Featured Comment by Pak-Ming Wan: "I have quite a funny story about the X1 and the niche it fills and how much people want it. Just after the sales time in France (yes, even that is controlled by the government), I went to the Leica Paris store to purchase a second-hand collapsible Summicron.
"I turned up at 12:45 and the store was full. The poor salesman and assistant were working through the people diligently as they normally closed at 1:00 for lunch (I think!). At about 1:30 I got my turn. My transaction was quite simple as I had already tested the lens a couple of weeks earlier.
"The guy next to me wasn't so lucky. He was a tourist, in a t-shirt and flip-flops. So, the exchange went like this:

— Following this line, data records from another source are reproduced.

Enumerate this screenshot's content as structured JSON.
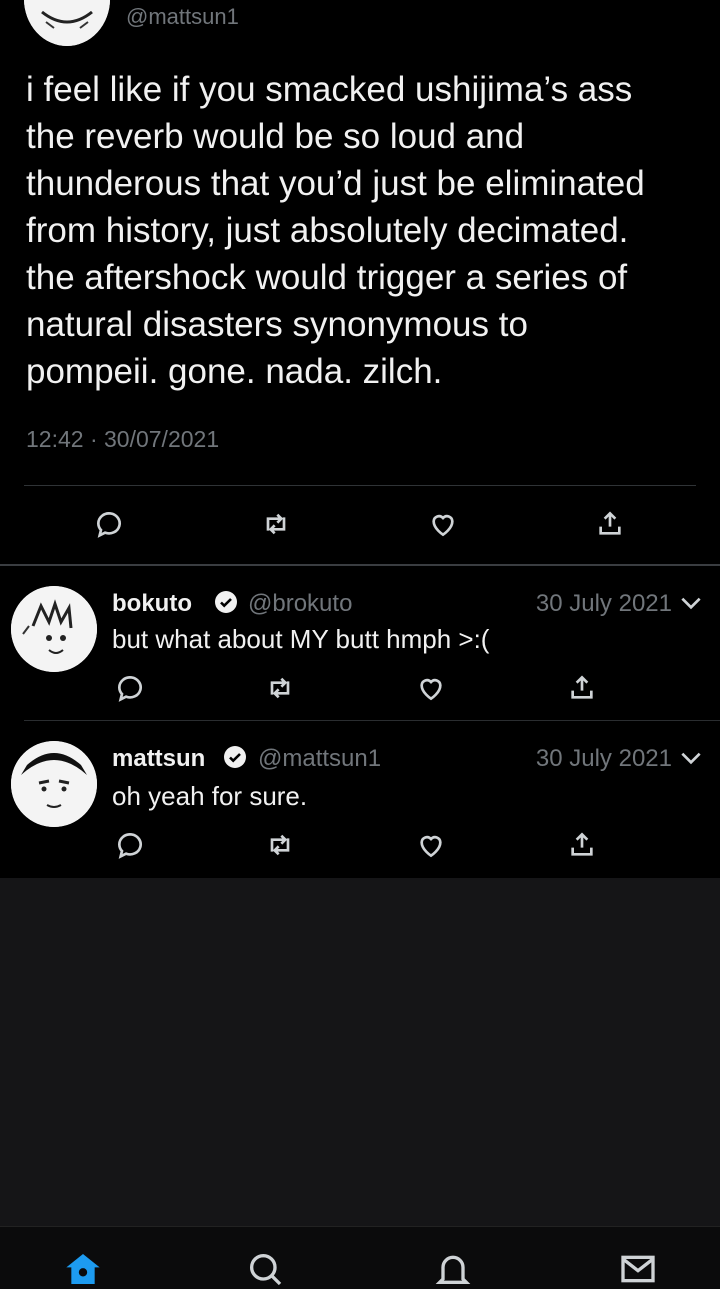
{
  "main_tweet": {
    "handle": "@mattsun1",
    "text": "i feel like if you smacked ushijima’s ass\nthe reverb would be so loud and\nthunderous that you’d just be eliminated\nfrom history, just absolutely  decimated.\nthe aftershock would trigger a series of\nnatural disasters synonymous to\npompeii. gone. nada. zilch.",
    "timestamp": "12:42 · 30/07/2021",
    "actions": [
      "reply-icon",
      "retweet-icon",
      "like-icon",
      "share-icon"
    ]
  },
  "replies": [
    {
      "name": "bokuto",
      "handle": "@brokuto",
      "date": "30 July 2021",
      "text": "but what about MY butt hmph >:(",
      "verified": true
    },
    {
      "name": "mattsun",
      "handle": "@mattsun1",
      "date": "30 July 2021",
      "text": "oh yeah for sure.",
      "verified": true
    }
  ],
  "tabbar": {
    "tabs": [
      "home-icon",
      "search-icon",
      "notifications-icon",
      "messages-icon"
    ],
    "active": "home-icon",
    "accent": "#1d9bf0"
  },
  "colors": {
    "background": "#000000",
    "secondary_text": "#71767b",
    "accent": "#1d9bf0"
  }
}
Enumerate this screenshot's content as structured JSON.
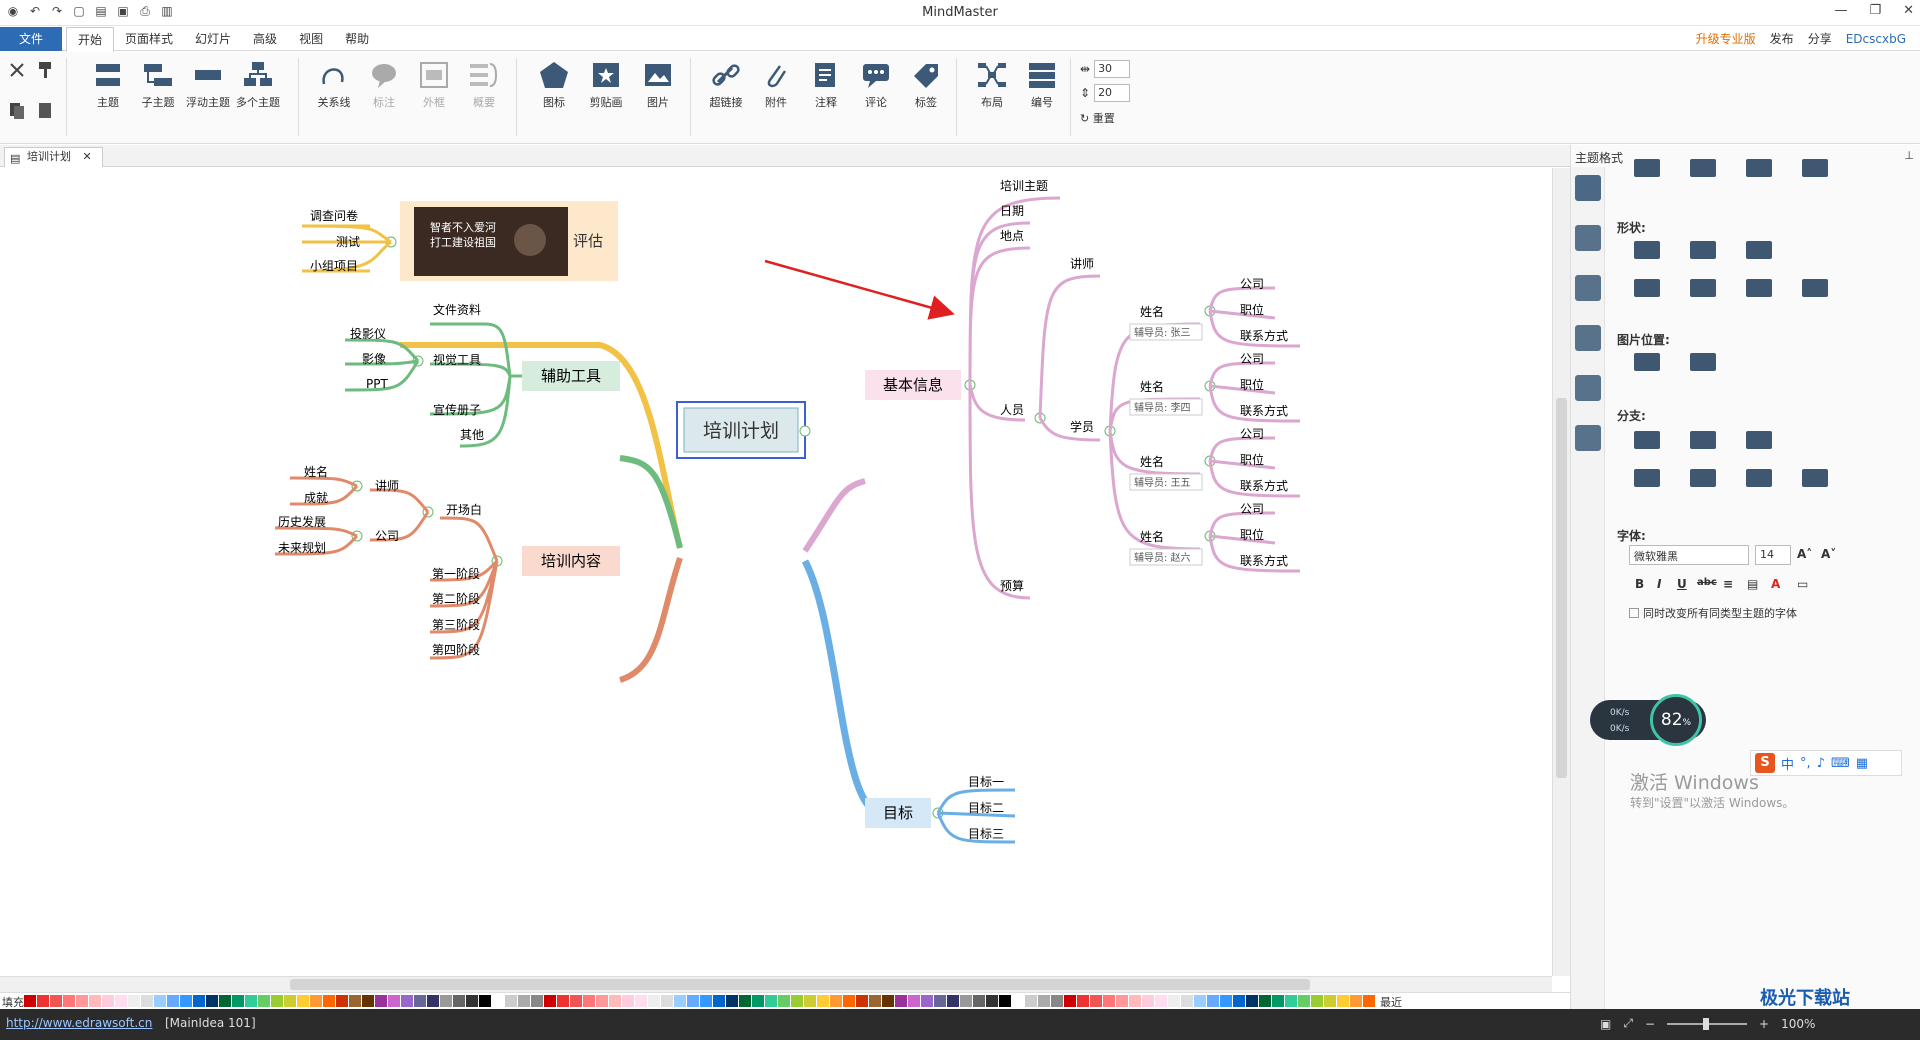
{
  "titlebar": {
    "title": "MindMaster"
  },
  "menubar": {
    "file": "文件",
    "menus": [
      "开始",
      "页面样式",
      "幻灯片",
      "高级",
      "视图",
      "帮助"
    ],
    "active": "开始",
    "upgrade": "升级专业版",
    "publish": "发布",
    "share": "分享",
    "user": "EDcscxbG"
  },
  "ribbon": {
    "topic": "主题",
    "subtopic": "子主题",
    "floating": "浮动主题",
    "multi": "多个主题",
    "relation": "关系线",
    "callout": "标注",
    "boundary": "外框",
    "summary": "概要",
    "icon": "图标",
    "clipart": "剪贴画",
    "picture": "图片",
    "hyperlink": "超链接",
    "attachment": "附件",
    "note": "注释",
    "comment": "评论",
    "tag": "标签",
    "layout": "布局",
    "numbering": "编号",
    "reset": "重置",
    "spacing_h": "30",
    "spacing_v": "20"
  },
  "doc_tab": {
    "label": "培训计划"
  },
  "mindmap": {
    "central": "培训计划",
    "eval": {
      "label": "评估",
      "children": [
        "调查问卷",
        "测试",
        "小组项目"
      ],
      "image_text": [
        "智者不入爱河",
        "打工建设祖国"
      ]
    },
    "tools": {
      "label": "辅助工具",
      "children": [
        "文件资料",
        "视觉工具",
        "宣传册子",
        "其他"
      ],
      "visual": [
        "投影仪",
        "影像",
        "PPT"
      ]
    },
    "content": {
      "label": "培训内容",
      "opening": "开场白",
      "lecturer": "讲师",
      "lecturer_children": [
        "姓名",
        "成就"
      ],
      "company": "公司",
      "company_children": [
        "历史发展",
        "未来规划"
      ],
      "stages": [
        "第一阶段",
        "第二阶段",
        "第三阶段",
        "第四阶段"
      ]
    },
    "basic": {
      "label": "基本信息",
      "items": [
        "培训主题",
        "日期",
        "地点",
        "预算"
      ],
      "people": "人员",
      "lecturer": "讲师",
      "students": "学员",
      "name": "姓名",
      "fields": [
        "公司",
        "职位",
        "联系方式"
      ],
      "assistants": [
        "辅导员: 张三",
        "辅导员: 李四",
        "辅导员: 王五",
        "辅导员: 赵六"
      ]
    },
    "goal": {
      "label": "目标",
      "children": [
        "目标一",
        "目标二",
        "目标三"
      ]
    }
  },
  "panel": {
    "title": "主题格式",
    "shape": "形状:",
    "image_pos": "图片位置:",
    "branch": "分支:",
    "font": "字体:",
    "font_family": "微软雅黑",
    "font_size": "14",
    "same_type": "同时改变所有同类型主题的字体"
  },
  "colorbar": {
    "fill": "填充",
    "recent": "最近"
  },
  "status": {
    "url": "http://www.edrawsoft.cn",
    "idea": "[MainIdea 101]",
    "zoom": "100%"
  },
  "widgets": {
    "net_up": "0K/s",
    "net_down": "0K/s",
    "cpu": "82",
    "cpu_unit": "%",
    "ime": "中"
  },
  "watermark": {
    "activate": "激活 Windows",
    "activate_sub": "转到\"设置\"以激活 Windows。",
    "site": "极光下载站"
  },
  "colors": {
    "yellow": "#f2c246",
    "green": "#6dbb7d",
    "orange": "#e08a6a",
    "pink": "#dba6cf",
    "blue": "#6aaee6",
    "accent": "#2d6bb5"
  }
}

Customer: "I'm looking to buy an X1."
Salesman: "Oh, I can't do that, I need to close at 1:00 and it is 1:30!"
Customer: "But I'll pay for it right now! I don't even need to test it!"
Salesman: "No, no, please, please come back at 2:30! It's too busy right now!"
Customer: "But I have cash and I don't even want the tax-free papers!"
Salesman: "Please, come back at 2:30...I need to serve my other clients!"
"The customer stood there kind of shocked. He then left, and the salesman locked the door behind him and came back to serving me to settle my purchase. Which he did, meticulously (taking my address, talking about where I was from, my background, a little bit about the lens), and then let me out of the shop.
"After reading this post about the availability of this item, I suppose that customer did come back later...."
Featured Comment by Luis Cavaco: "Your article about the Leica X1 is exactly what i think and feel about this street compact and beautiful camera. I have mine since February and I'm doing street shots again with the same Leica feeling that I use to have with my father's Leica IIIf, the first camera I used in the '80s. I was waiting for this camera for so long! You can check some pics here."